That would be a problem. I know a few that just re-fill the resevoir with insulin without having to change the whole infusion set. They decided the features were worth it and that it is not too much of a hassle.

I did not know that Medicaid made the decision. I agree you should try to get the one you want. You have a tough choice to make. The clearer screen vs the need for a larger reservoir. The ping will hold about 146 to 150 units, I think, after the priming of the tubing. So, with wastage, you are looking at a little under 3 days.

Correct? Some don’t mind that and choose the ping for the screen. Depends on your priority needs. Both are great pumps. Whichever you get, you will like. I am not pushing either direction.

Using that much insulin, I would go with the larger Minimed. With Animas you would not have enough insulin for even 2 days, although you will likely use less insulin on a pump than with shots. Learning to carb count instead of a sliding scale would be a good idea so that you can use the pump correctly. Your control would likely improve greatly also, with or without a pump.

For what it’s worth, I’ve been very happy with Minimed, including with both their pump and their customer service. I use the Revel and agree with what others are saying about wanting to make sure you get one that can hold enough insulin for a few days (I use the 1.8 ml reservoirs, but I know many take more insulin than I do and require the 3 ml ones). I did consider the Animas but it was larger than the Revel and I really wanted to be able to hide my pump as much as possible under my clothes. I’m a very petite female and it can actually be pretty hard to do sometimes. I’ve gotta get creative. I will say the Animas screen looks nice, but I’ve also heard from a lot of people that it scratches easily.

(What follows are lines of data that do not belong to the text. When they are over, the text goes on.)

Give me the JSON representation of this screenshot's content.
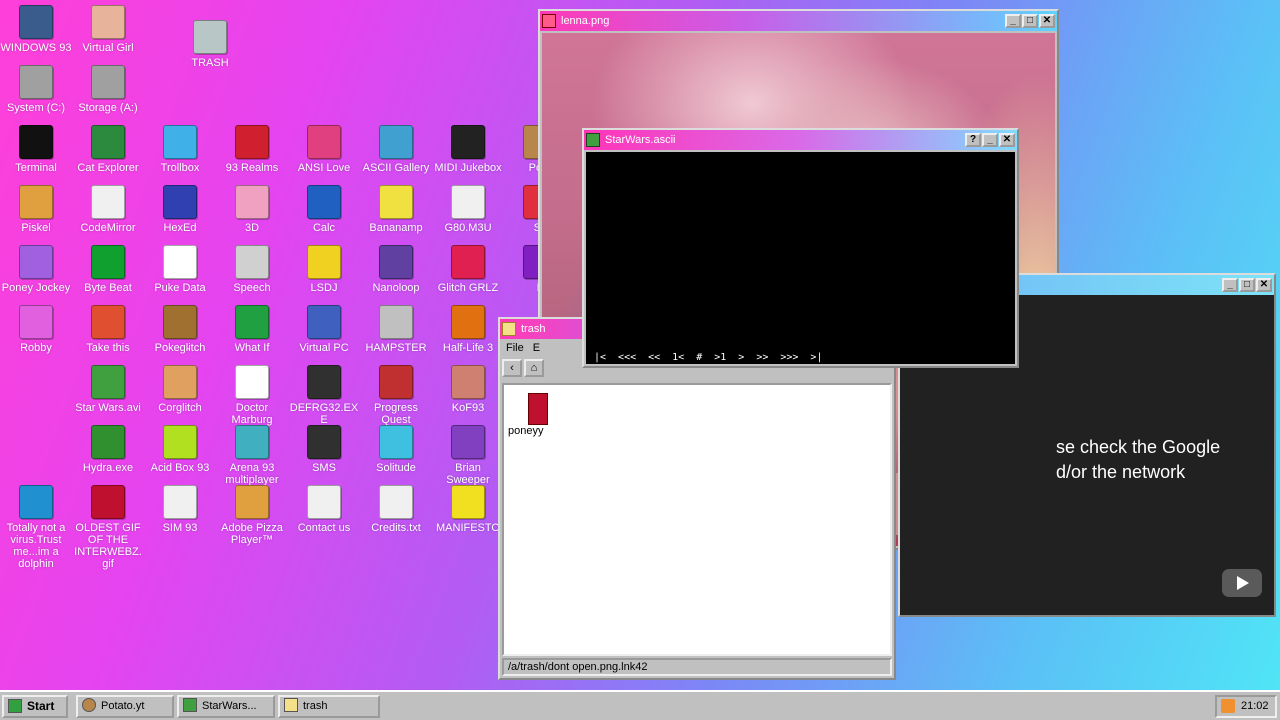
{
  "desktop": {
    "icons": [
      {
        "label": "WINDOWS 93",
        "icon": "windows93-icon",
        "color": "#3a5c8c"
      },
      {
        "label": "Virtual Girl",
        "icon": "virtual-girl-icon",
        "color": "#e7b39a"
      },
      {
        "label": "TRASH",
        "icon": "trash-icon",
        "color": "#b9c6c6"
      },
      {
        "label": "System (C:)",
        "icon": "drive-c-icon",
        "color": "#a0a0a0"
      },
      {
        "label": "Storage (A:)",
        "icon": "floppy-drive-icon",
        "color": "#a0a0a0"
      },
      {
        "label": "Terminal",
        "icon": "terminal-icon",
        "color": "#111111"
      },
      {
        "label": "Cat Explorer",
        "icon": "cat-explorer-icon",
        "color": "#2b8a3e"
      },
      {
        "label": "Trollbox",
        "icon": "trollbox-icon",
        "color": "#3fb0e8"
      },
      {
        "label": "93 Realms",
        "icon": "realms-icon",
        "color": "#d02030"
      },
      {
        "label": "ANSI Love",
        "icon": "ansi-love-icon",
        "color": "#e04080"
      },
      {
        "label": "ASCII Gallery",
        "icon": "ascii-gallery-icon",
        "color": "#40a0d0"
      },
      {
        "label": "MIDI Jukebox",
        "icon": "midi-jukebox-icon",
        "color": "#222222"
      },
      {
        "label": "Pota",
        "icon": "potato-icon",
        "color": "#b8864a"
      },
      {
        "label": "Piskel",
        "icon": "piskel-icon",
        "color": "#e0a040"
      },
      {
        "label": "CodeMirror",
        "icon": "codemirror-icon",
        "color": "#f0f0f0"
      },
      {
        "label": "HexEd",
        "icon": "hexed-icon",
        "color": "#3040b0"
      },
      {
        "label": "3D",
        "icon": "teapot-3d-icon",
        "color": "#f0a0c0"
      },
      {
        "label": "Calc",
        "icon": "calc-icon",
        "color": "#2060c0"
      },
      {
        "label": "Bananamp",
        "icon": "bananamp-icon",
        "color": "#f0e040"
      },
      {
        "label": "G80.M3U",
        "icon": "playlist-icon",
        "color": "#f0f0f0"
      },
      {
        "label": "Sc",
        "icon": "screensaver-icon",
        "color": "#e03040"
      },
      {
        "label": "Poney Jockey",
        "icon": "poney-jockey-icon",
        "color": "#a060e0"
      },
      {
        "label": "Byte Beat",
        "icon": "byte-beat-icon",
        "color": "#10a030"
      },
      {
        "label": "Puke Data",
        "icon": "puke-data-icon",
        "color": "#ffffff"
      },
      {
        "label": "Speech",
        "icon": "speech-icon",
        "color": "#d0d0d0"
      },
      {
        "label": "LSDJ",
        "icon": "lsdj-icon",
        "color": "#f0d020"
      },
      {
        "label": "Nanoloop",
        "icon": "nanoloop-icon",
        "color": "#6040a0"
      },
      {
        "label": "Glitch GRLZ",
        "icon": "glitch-grlz-icon",
        "color": "#e02050"
      },
      {
        "label": "F",
        "icon": "flower-icon",
        "color": "#8020c0"
      },
      {
        "label": "Robby",
        "icon": "robby-icon",
        "color": "#e060e0"
      },
      {
        "label": "Take this",
        "icon": "take-this-icon",
        "color": "#e05030"
      },
      {
        "label": "Pokegl̴itch",
        "icon": "pokeglitch-icon",
        "color": "#a07030"
      },
      {
        "label": "What If",
        "icon": "what-if-icon",
        "color": "#20a040"
      },
      {
        "label": "Virtual PC",
        "icon": "virtual-pc-icon",
        "color": "#4060c0"
      },
      {
        "label": "HAMPSTER",
        "icon": "hampster-icon",
        "color": "#c0c0c0"
      },
      {
        "label": "Half-Life 3",
        "icon": "half-life-icon",
        "color": "#e07010"
      },
      {
        "label": "Star Wars.avi",
        "icon": "yoda-icon",
        "color": "#40a040"
      },
      {
        "label": "Corglitch",
        "icon": "corgi-icon",
        "color": "#e0a060"
      },
      {
        "label": "Doctor Marburg",
        "icon": "doctor-icon",
        "color": "#ffffff"
      },
      {
        "label": "DEFRG32.EXE",
        "icon": "defrag-icon",
        "color": "#303030"
      },
      {
        "label": "Progress Quest",
        "icon": "progress-quest-icon",
        "color": "#c03030"
      },
      {
        "label": "KoF93",
        "icon": "kof-icon",
        "color": "#d08070"
      },
      {
        "label": "Hydra.exe",
        "icon": "hydra-icon",
        "color": "#309030"
      },
      {
        "label": "Acid Box 93",
        "icon": "acid-smiley-icon",
        "color": "#b0e020"
      },
      {
        "label": "Arena 93 multiplayer",
        "icon": "arena-cube-icon",
        "color": "#40b0c0"
      },
      {
        "label": "SMS",
        "icon": "sms-console-icon",
        "color": "#303030"
      },
      {
        "label": "Solitude",
        "icon": "solitude-icon",
        "color": "#40c0e0"
      },
      {
        "label": "Brian Sweeper",
        "icon": "mine-icon",
        "color": "#8040c0"
      },
      {
        "label": "Totally not a virus.Trust me...im a dolphin",
        "icon": "dolphin-icon",
        "color": "#2090d0"
      },
      {
        "label": "OLDEST GIF OF THE INTERWEBZ.gif",
        "icon": "gif-file-icon",
        "color": "#c01030"
      },
      {
        "label": "SIM 93",
        "icon": "sim93-icon",
        "color": "#f0f0f0"
      },
      {
        "label": "Adobe Pizza Player™",
        "icon": "pizza-icon",
        "color": "#e0a040"
      },
      {
        "label": "Contact us",
        "icon": "contact-icon",
        "color": "#f0f0f0"
      },
      {
        "label": "Credits.txt",
        "icon": "text-file-icon",
        "color": "#f0f0f0"
      },
      {
        "label": "MANIFESTO",
        "icon": "question-icon",
        "color": "#f0e020"
      }
    ]
  },
  "windows": {
    "lenna": {
      "title": "lenna.png"
    },
    "trash": {
      "title": "trash",
      "menu_file": "File",
      "menu_e": "E",
      "back_label": "‹",
      "file_name": "poneyy",
      "status": "/a/trash/dont open.png.lnk42"
    },
    "youtube": {
      "message_line1": "se check the Google",
      "message_line2": "d/or the network"
    },
    "starwars": {
      "title": "StarWars.ascii",
      "help_btn": "?",
      "controls": [
        "|<",
        "<<<",
        "<<",
        "1<",
        "#",
        ">1",
        ">",
        ">>",
        ">>>",
        ">|"
      ]
    }
  },
  "taskbar": {
    "start": "Start",
    "tasks": [
      "Potato.yt",
      "StarWars...",
      "trash"
    ],
    "clock": "21:02"
  },
  "colors": {
    "accent_pink": "#ff3ab6",
    "accent_cyan": "#5fd3ff",
    "window_gray": "#c0c0c0"
  }
}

One thing I’ve loved about the Revel is that it is DURABLE. Compared to people I’ve talked with who have the Animas Ping, the Revel actually seems a bit more durable.